## What is expected
Gather each line containing the string "down" from these entries.

[Items from an interface collection]
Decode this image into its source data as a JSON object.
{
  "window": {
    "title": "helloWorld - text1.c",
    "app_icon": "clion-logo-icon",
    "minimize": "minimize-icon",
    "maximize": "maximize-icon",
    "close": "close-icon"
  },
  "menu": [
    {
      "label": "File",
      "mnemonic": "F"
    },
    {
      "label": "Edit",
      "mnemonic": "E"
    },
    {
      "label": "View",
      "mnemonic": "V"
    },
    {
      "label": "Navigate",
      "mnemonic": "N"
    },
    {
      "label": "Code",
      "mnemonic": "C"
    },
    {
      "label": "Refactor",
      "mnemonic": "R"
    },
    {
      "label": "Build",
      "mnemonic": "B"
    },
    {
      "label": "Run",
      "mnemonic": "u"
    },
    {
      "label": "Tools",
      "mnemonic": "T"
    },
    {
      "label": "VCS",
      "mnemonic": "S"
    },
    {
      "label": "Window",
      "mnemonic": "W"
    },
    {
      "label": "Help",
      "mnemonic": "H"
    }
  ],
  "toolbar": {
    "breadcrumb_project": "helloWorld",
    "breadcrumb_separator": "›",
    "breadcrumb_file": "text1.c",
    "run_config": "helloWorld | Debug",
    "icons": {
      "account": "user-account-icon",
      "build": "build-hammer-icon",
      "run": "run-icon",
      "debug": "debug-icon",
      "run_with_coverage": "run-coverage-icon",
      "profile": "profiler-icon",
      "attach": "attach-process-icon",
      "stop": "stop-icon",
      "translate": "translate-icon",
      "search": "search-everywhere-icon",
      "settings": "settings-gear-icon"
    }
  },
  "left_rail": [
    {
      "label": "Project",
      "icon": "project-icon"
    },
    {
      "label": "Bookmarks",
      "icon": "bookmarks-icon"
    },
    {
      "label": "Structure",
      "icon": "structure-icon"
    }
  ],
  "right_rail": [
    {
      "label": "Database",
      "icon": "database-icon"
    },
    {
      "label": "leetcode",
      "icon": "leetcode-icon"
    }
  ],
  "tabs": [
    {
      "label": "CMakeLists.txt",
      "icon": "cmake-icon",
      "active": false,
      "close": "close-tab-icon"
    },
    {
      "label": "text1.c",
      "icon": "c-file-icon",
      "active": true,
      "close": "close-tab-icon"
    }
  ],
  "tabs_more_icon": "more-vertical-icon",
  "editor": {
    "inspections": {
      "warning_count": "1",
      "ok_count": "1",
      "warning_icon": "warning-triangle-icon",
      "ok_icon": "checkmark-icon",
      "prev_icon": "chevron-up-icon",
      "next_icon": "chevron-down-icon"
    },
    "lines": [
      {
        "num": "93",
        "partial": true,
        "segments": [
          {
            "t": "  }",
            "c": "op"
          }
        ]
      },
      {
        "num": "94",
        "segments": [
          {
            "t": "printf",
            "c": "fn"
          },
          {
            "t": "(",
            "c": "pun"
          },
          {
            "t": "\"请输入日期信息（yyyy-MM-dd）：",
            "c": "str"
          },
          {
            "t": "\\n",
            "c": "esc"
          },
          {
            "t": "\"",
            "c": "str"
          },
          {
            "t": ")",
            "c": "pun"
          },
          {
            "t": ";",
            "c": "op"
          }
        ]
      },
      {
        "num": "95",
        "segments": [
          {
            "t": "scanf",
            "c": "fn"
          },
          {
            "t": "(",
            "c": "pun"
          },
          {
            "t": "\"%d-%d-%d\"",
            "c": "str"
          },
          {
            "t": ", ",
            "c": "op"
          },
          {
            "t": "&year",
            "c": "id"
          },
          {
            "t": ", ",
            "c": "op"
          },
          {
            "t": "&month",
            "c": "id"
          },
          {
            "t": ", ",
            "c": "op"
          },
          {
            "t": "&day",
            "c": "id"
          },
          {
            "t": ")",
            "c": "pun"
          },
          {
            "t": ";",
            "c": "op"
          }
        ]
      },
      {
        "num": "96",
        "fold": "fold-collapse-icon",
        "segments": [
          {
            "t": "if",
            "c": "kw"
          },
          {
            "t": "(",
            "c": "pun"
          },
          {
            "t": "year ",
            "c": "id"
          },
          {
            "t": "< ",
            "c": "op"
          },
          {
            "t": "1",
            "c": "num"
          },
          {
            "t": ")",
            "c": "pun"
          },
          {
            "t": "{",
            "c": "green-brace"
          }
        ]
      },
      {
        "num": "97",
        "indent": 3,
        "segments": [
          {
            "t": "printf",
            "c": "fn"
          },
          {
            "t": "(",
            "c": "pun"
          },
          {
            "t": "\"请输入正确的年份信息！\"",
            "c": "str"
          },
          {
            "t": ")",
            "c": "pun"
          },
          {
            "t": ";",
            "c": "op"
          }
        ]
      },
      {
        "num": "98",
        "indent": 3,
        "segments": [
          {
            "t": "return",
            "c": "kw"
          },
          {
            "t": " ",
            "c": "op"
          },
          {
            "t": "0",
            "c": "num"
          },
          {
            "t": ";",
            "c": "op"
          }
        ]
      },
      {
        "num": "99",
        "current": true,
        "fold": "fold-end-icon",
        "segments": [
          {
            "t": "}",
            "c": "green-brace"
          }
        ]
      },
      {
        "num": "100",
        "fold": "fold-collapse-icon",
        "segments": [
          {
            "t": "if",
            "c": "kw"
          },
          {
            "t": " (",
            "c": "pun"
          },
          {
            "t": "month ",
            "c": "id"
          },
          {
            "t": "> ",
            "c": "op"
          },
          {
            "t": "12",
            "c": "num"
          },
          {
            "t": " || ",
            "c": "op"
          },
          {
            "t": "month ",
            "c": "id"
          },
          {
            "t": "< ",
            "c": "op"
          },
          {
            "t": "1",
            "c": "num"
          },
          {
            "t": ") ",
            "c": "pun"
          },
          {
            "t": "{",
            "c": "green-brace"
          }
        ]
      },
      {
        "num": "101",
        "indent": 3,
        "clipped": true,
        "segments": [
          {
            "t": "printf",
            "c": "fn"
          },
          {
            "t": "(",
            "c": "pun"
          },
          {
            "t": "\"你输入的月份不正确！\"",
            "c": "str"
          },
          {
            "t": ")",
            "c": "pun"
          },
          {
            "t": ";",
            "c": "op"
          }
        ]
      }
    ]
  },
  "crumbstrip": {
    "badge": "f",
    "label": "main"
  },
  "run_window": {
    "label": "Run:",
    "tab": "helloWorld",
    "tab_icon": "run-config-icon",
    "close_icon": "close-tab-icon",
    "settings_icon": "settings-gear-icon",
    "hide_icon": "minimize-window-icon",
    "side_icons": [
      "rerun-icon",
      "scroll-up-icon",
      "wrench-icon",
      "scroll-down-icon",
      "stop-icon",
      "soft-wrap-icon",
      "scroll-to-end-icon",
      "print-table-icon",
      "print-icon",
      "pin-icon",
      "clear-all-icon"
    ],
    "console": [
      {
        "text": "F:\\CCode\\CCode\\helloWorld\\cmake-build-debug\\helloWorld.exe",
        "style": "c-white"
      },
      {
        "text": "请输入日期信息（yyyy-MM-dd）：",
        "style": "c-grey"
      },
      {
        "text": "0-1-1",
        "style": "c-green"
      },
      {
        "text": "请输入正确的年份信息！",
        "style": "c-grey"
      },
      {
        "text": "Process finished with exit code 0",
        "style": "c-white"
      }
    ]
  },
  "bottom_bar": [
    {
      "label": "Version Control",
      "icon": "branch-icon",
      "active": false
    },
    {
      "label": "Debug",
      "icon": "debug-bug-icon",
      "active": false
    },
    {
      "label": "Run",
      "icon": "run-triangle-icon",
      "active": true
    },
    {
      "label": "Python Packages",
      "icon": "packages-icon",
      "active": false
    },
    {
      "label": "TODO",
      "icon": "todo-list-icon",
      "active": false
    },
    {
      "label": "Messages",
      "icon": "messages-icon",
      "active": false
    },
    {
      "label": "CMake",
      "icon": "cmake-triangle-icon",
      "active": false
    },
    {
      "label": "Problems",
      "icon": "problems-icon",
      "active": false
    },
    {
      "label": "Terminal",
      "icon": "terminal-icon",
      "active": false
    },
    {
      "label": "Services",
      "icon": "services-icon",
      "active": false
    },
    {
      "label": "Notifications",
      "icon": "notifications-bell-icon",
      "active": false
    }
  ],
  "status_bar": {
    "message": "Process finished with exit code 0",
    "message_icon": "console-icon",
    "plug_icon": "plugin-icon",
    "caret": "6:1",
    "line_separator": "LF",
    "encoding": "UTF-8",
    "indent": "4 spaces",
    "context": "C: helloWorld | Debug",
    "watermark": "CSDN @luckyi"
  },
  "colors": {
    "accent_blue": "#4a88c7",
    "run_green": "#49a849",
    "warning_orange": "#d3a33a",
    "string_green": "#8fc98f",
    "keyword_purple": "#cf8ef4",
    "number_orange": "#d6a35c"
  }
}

## Answer box
      "next_icon": "chevron-down-icon"
      "scroll-down-icon",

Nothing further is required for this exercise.